## EXERCISE
Return every line of the data below that includes the string "transgender".

[Stored items from a collection]
[Start of Attachment]

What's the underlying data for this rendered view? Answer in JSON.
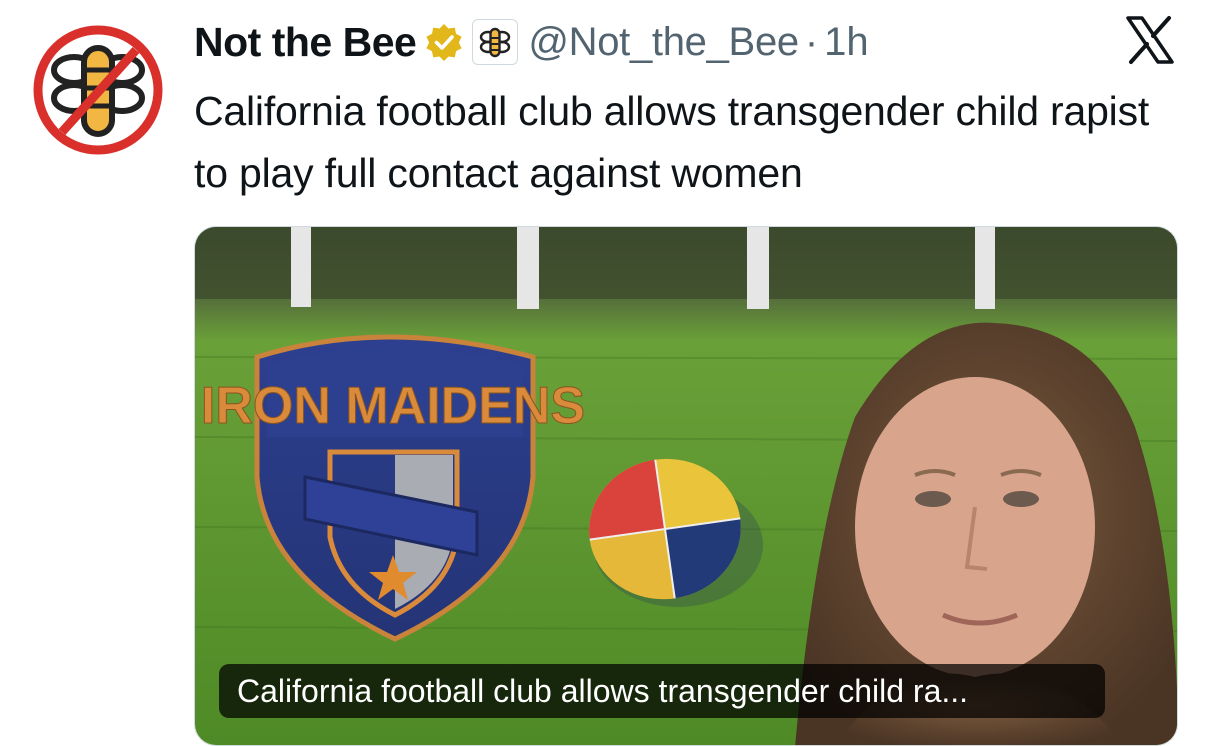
{
  "author": {
    "name": "Not the Bee",
    "handle": "@Not_the_Bee",
    "separator": "·",
    "time": "1h"
  },
  "tweet": {
    "text": "California football club allows transgender child rapist to play full contact against women"
  },
  "media": {
    "shield_text": "IRON MAIDENS",
    "caption": "California football club allows transgender child ra..."
  },
  "icons": {
    "avatar": "not-the-bee-logo",
    "verified": "gold-verified-badge",
    "affiliate": "bee-affiliate-badge",
    "platform": "x-logo"
  },
  "colors": {
    "verified_gold": "#e2b719",
    "handle_gray": "#536471",
    "logo_red": "#d9302c",
    "logo_yellow": "#f2b642"
  }
}
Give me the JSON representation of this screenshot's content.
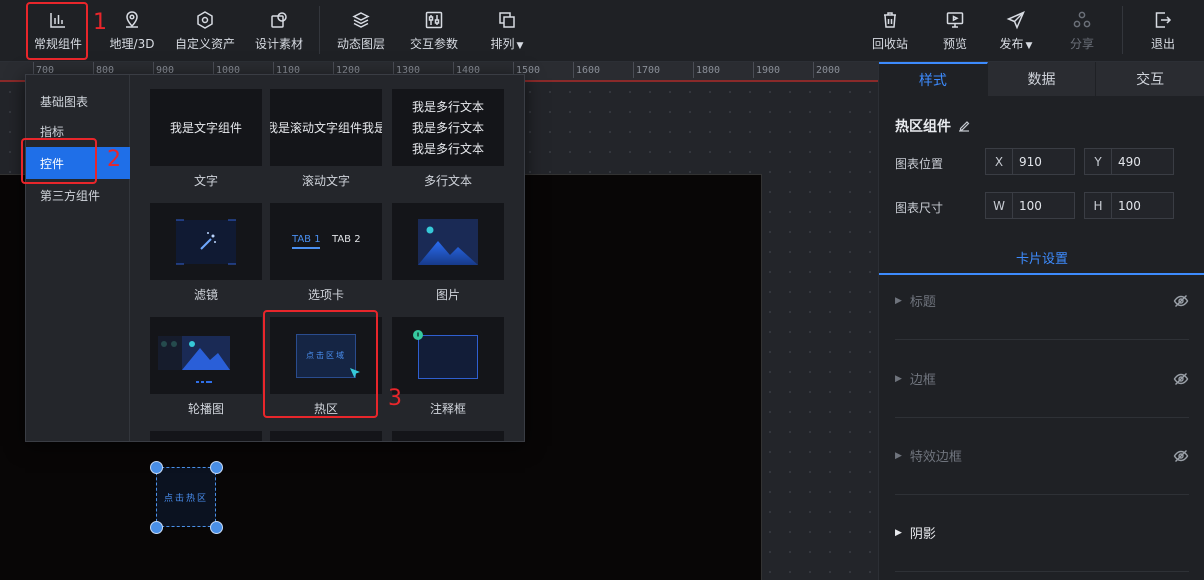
{
  "toolbar": {
    "left": [
      {
        "id": "common",
        "label": "常规组件",
        "icon": "bar-chart-icon"
      },
      {
        "id": "geo",
        "label": "地理/3D",
        "icon": "map-pin-icon"
      },
      {
        "id": "custom",
        "label": "自定义资产",
        "icon": "hexagon-icon"
      },
      {
        "id": "material",
        "label": "设计素材",
        "icon": "shapes-icon"
      },
      {
        "id": "layers",
        "label": "动态图层",
        "icon": "layers-icon"
      },
      {
        "id": "params",
        "label": "交互参数",
        "icon": "sliders-icon"
      },
      {
        "id": "arrange",
        "label": "排列",
        "icon": "arrange-icon"
      }
    ],
    "right": [
      {
        "id": "recycle",
        "label": "回收站",
        "icon": "trash-icon"
      },
      {
        "id": "preview",
        "label": "预览",
        "icon": "monitor-icon"
      },
      {
        "id": "publish",
        "label": "发布",
        "icon": "send-icon"
      },
      {
        "id": "share",
        "label": "分享",
        "icon": "share-icon"
      },
      {
        "id": "exit",
        "label": "退出",
        "icon": "exit-icon"
      }
    ]
  },
  "ruler": {
    "ticks": [
      "700",
      "800",
      "900",
      "1000",
      "1100",
      "1200",
      "1300",
      "1400",
      "1500",
      "1600",
      "1700",
      "1800",
      "1900",
      "2000"
    ]
  },
  "popup": {
    "categories": [
      {
        "label": "基础图表",
        "active": false
      },
      {
        "label": "指标",
        "active": false
      },
      {
        "label": "控件",
        "active": true
      },
      {
        "label": "第三方组件",
        "active": false
      }
    ],
    "cards": [
      {
        "name": "文字",
        "preview": "我是文字组件"
      },
      {
        "name": "滚动文字",
        "preview": "我是滚动文字组件我是"
      },
      {
        "name": "多行文本",
        "preview_lines": [
          "我是多行文本",
          "我是多行文本",
          "我是多行文本"
        ]
      },
      {
        "name": "滤镜"
      },
      {
        "name": "选项卡",
        "tab1": "TAB 1",
        "tab2": "TAB 2"
      },
      {
        "name": "图片"
      },
      {
        "name": "轮播图"
      },
      {
        "name": "热区",
        "preview": "点击区域"
      },
      {
        "name": "注释框"
      }
    ]
  },
  "canvas": {
    "widget_text": "点击热区"
  },
  "panel": {
    "tabs": [
      {
        "label": "样式",
        "active": true
      },
      {
        "label": "数据",
        "active": false
      },
      {
        "label": "交互",
        "active": false
      }
    ],
    "component_title": "热区组件",
    "position_label": "图表位置",
    "size_label": "图表尺寸",
    "x": {
      "key": "X",
      "value": "910"
    },
    "y": {
      "key": "Y",
      "value": "490"
    },
    "w": {
      "key": "W",
      "value": "100"
    },
    "h": {
      "key": "H",
      "value": "100"
    },
    "card_settings": "卡片设置",
    "sections": [
      {
        "label": "标题",
        "enabled": false
      },
      {
        "label": "边框",
        "enabled": false
      },
      {
        "label": "特效边框",
        "enabled": false
      },
      {
        "label": "阴影",
        "enabled": true
      }
    ]
  },
  "annotations": [
    "1",
    "2",
    "3"
  ],
  "colors": {
    "accent": "#3d8bfd",
    "annotation": "#e8262b",
    "active_category": "#1f6fe8"
  }
}
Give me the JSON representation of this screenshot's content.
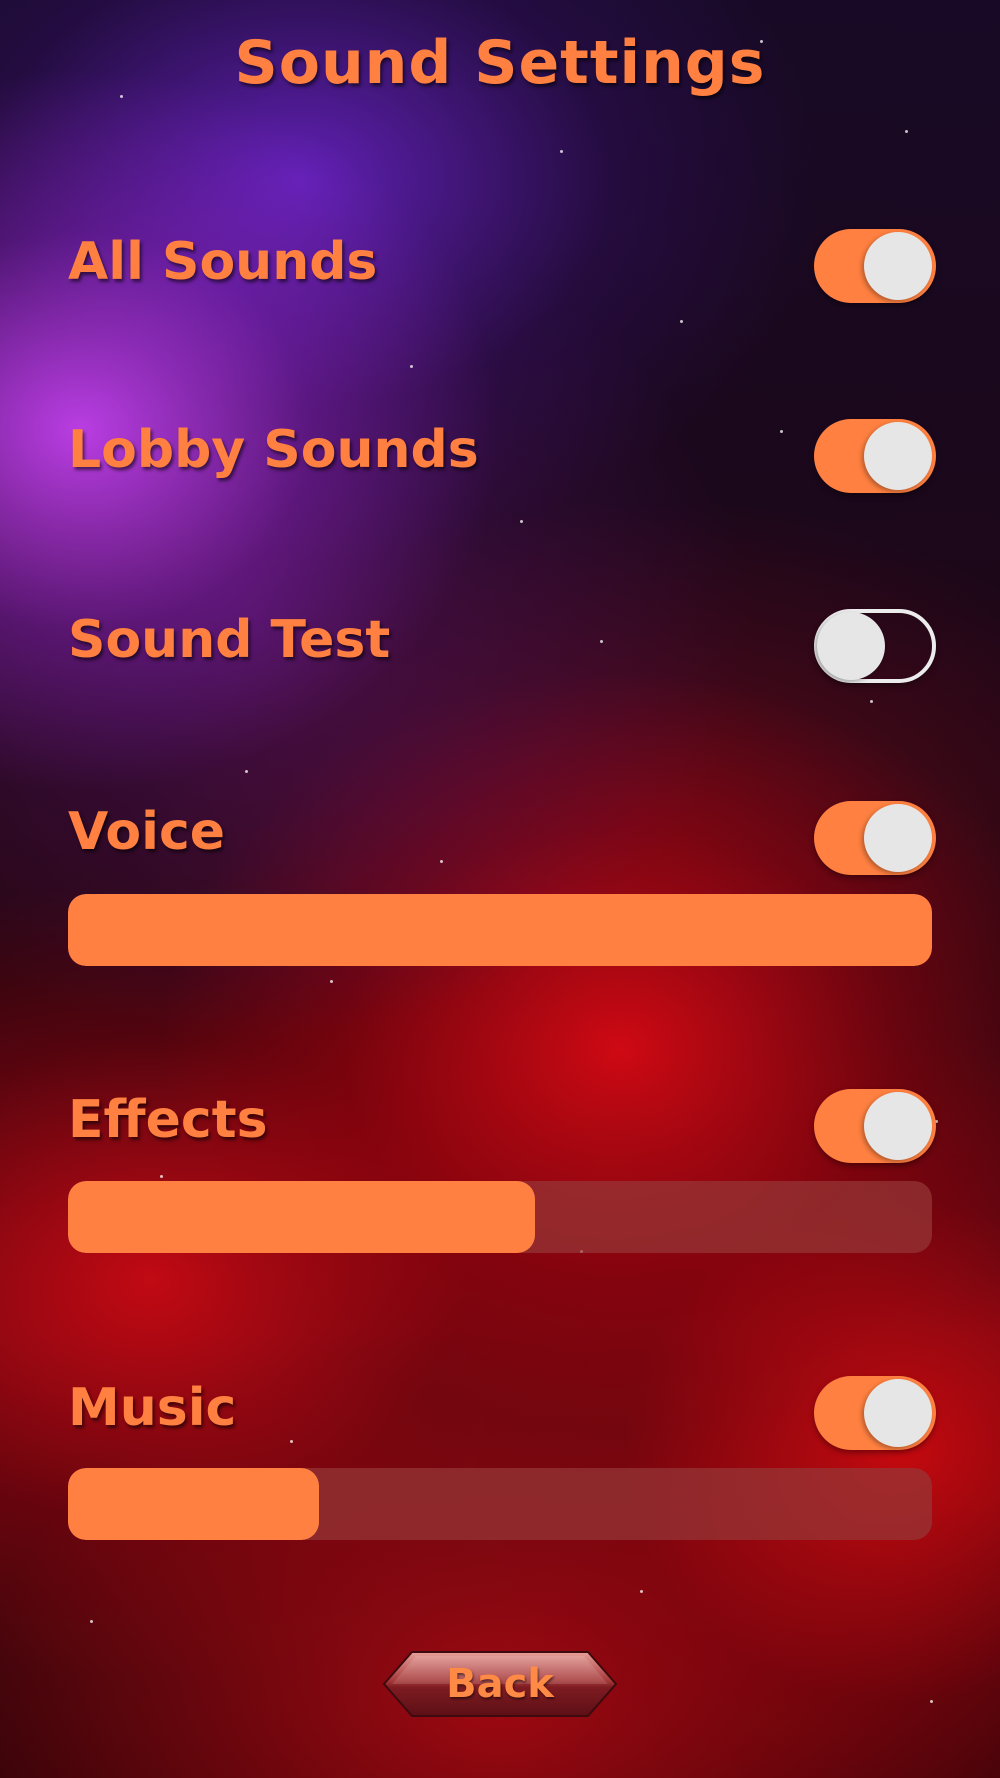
{
  "title": "Sound Settings",
  "colors": {
    "accent": "#ff8040",
    "track": "#963737",
    "knob": "#e6e6e6"
  },
  "settings": [
    {
      "label": "All Sounds",
      "enabled": true
    },
    {
      "label": "Lobby Sounds",
      "enabled": true
    },
    {
      "label": "Sound Test",
      "enabled": false
    },
    {
      "label": "Voice",
      "enabled": true,
      "level": 1.0
    },
    {
      "label": "Effects",
      "enabled": true,
      "level": 0.54
    },
    {
      "label": "Music",
      "enabled": true,
      "level": 0.29
    }
  ],
  "back_label": "Back"
}
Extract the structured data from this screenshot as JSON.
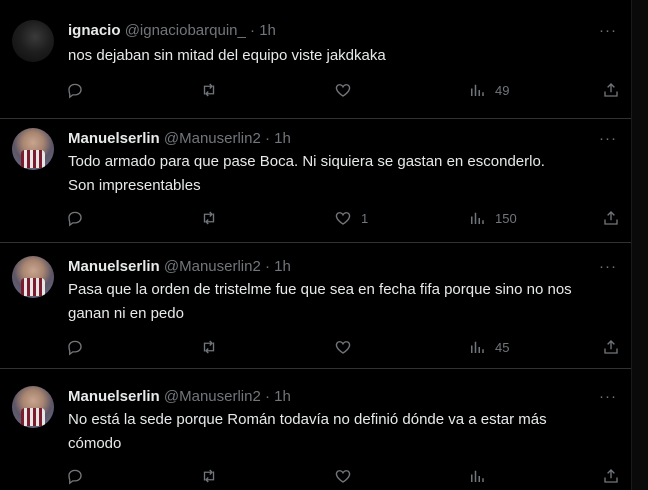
{
  "more_glyph": "···",
  "tweets": [
    {
      "avatar_icon": "dark-avatar",
      "name": "ignacio",
      "handle": "@ignaciobarquin_",
      "separator": "·",
      "time": "1h",
      "lines": [
        "nos dejaban sin mitad del equipo viste jakdkaka"
      ],
      "replies": "",
      "retweets": "",
      "likes": "",
      "views": "49"
    },
    {
      "avatar_icon": "person-avatar",
      "name": "Manuelserlin",
      "handle": "@Manuserlin2",
      "separator": "·",
      "time": "1h",
      "lines": [
        "Todo armado para que pase Boca. Ni siquiera se gastan en esconderlo.",
        "Son impresentables"
      ],
      "replies": "",
      "retweets": "",
      "likes": "1",
      "views": "150"
    },
    {
      "avatar_icon": "person-avatar",
      "name": "Manuelserlin",
      "handle": "@Manuserlin2",
      "separator": "·",
      "time": "1h",
      "lines": [
        "Pasa que la orden de tristelme fue que sea en fecha fifa porque sino no nos",
        "ganan ni en pedo"
      ],
      "replies": "",
      "retweets": "",
      "likes": "",
      "views": "45"
    },
    {
      "avatar_icon": "person-avatar",
      "name": "Manuelserlin",
      "handle": "@Manuserlin2",
      "separator": "·",
      "time": "1h",
      "lines": [
        "No está la sede porque Román todavía no definió dónde va a estar más",
        "cómodo"
      ],
      "replies": "",
      "retweets": "",
      "likes": "",
      "views": ""
    }
  ]
}
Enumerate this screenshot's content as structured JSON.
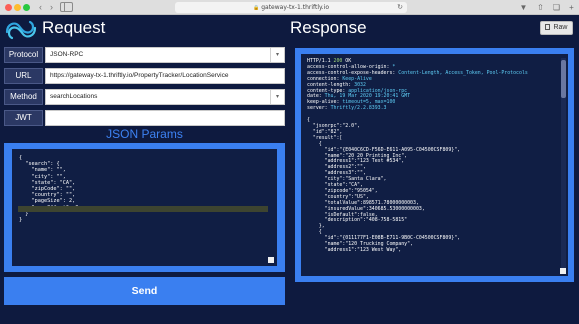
{
  "browser": {
    "url": "gateway-tx-1.thriftly.io"
  },
  "app": {
    "request_title": "Request",
    "response_title": "Response",
    "raw_label": "Raw"
  },
  "form": {
    "protocol": {
      "label": "Protocol",
      "value": "JSON-RPC"
    },
    "url": {
      "label": "URL",
      "value": "https://gateway-tx-1.thriftly.io/PropertyTracker/LocationService"
    },
    "method": {
      "label": "Method",
      "value": "searchLocations"
    },
    "jwt": {
      "label": "JWT",
      "value": ""
    }
  },
  "params": {
    "title": "JSON Params",
    "lines": [
      "{",
      "  \"search\": {",
      "    \"name\": \"\",",
      "    \"city\": \"\",",
      "    \"state\": \"CA\",",
      "    \"zipCode\": \"\",",
      "    \"country\": \"\",",
      "    \"pageSize\": 2,",
      "    \"pageOffset\": 0",
      "  }",
      "}"
    ]
  },
  "send_label": "Send",
  "response": {
    "status": "HTTP/1.1 200 OK",
    "headers": [
      {
        "key": "access-control-allow-origin:",
        "value": "*"
      },
      {
        "key": "access-control-expose-headers:",
        "value": "Content-Length, Access_Token, Pool-Protocols"
      },
      {
        "key": "connection:",
        "value": "Keep-Alive"
      },
      {
        "key": "content-length:",
        "value": "3032"
      },
      {
        "key": "content-type:",
        "value": "application/json-rpc"
      },
      {
        "key": "date:",
        "value": "Thu, 19 Mar 2020 19:20:41 GMT"
      },
      {
        "key": "keep-alive:",
        "value": "timeout=5, max=100"
      },
      {
        "key": "server:",
        "value": "Thriftly/2.2.8393.3"
      }
    ],
    "body_lines": [
      "{",
      "  \"jsonrpc\":\"2.0\",",
      "  \"id\":\"82\",",
      "  \"result\":[",
      "    {",
      "      \"id\":\"{E040C6CD-F56D-E611-A095-C04500CSF809}\",",
      "      \"name\":\"20 20 Printing Inc\",",
      "      \"address1\":\"123 Test #534\",",
      "      \"address2\":\"\",",
      "      \"address3\":\"\",",
      "      \"city\":\"Santa Clara\",",
      "      \"state\":\"CA\",",
      "      \"zipcode\":\"95054\",",
      "      \"country\":\"US\",",
      "      \"totalValue\":898571.78000000003,",
      "      \"insuredValue\":340685.53000000003,",
      "      \"isDefault\":false,",
      "      \"description\":\"408-758-5815\"",
      "    },",
      "    {",
      "      \"id\":\"{011177F1-E08B-E711-9B0C-C04500CSF809}\",",
      "      \"name\":\"120 Trucking Company\",",
      "      \"address1\":\"123 West Way\","
    ]
  },
  "colors": {
    "app_bg": "#0e1a3f",
    "accent": "#3a7ff0",
    "header_key": "#ffffff",
    "header_value": "#5ecdf5"
  },
  "icons": [
    "back-icon",
    "forward-icon",
    "sidebar-icon",
    "lock-icon",
    "reload-icon",
    "download-icon",
    "share-icon",
    "new-tab-icon",
    "thriftly-logo",
    "document-icon",
    "dropdown-caret-icon"
  ]
}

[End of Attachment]

## OUTPUT BELOW
    "text": "California football club allows transgender child rapist to play full contact against women"
    "caption": "California football club allows transgender child ra..."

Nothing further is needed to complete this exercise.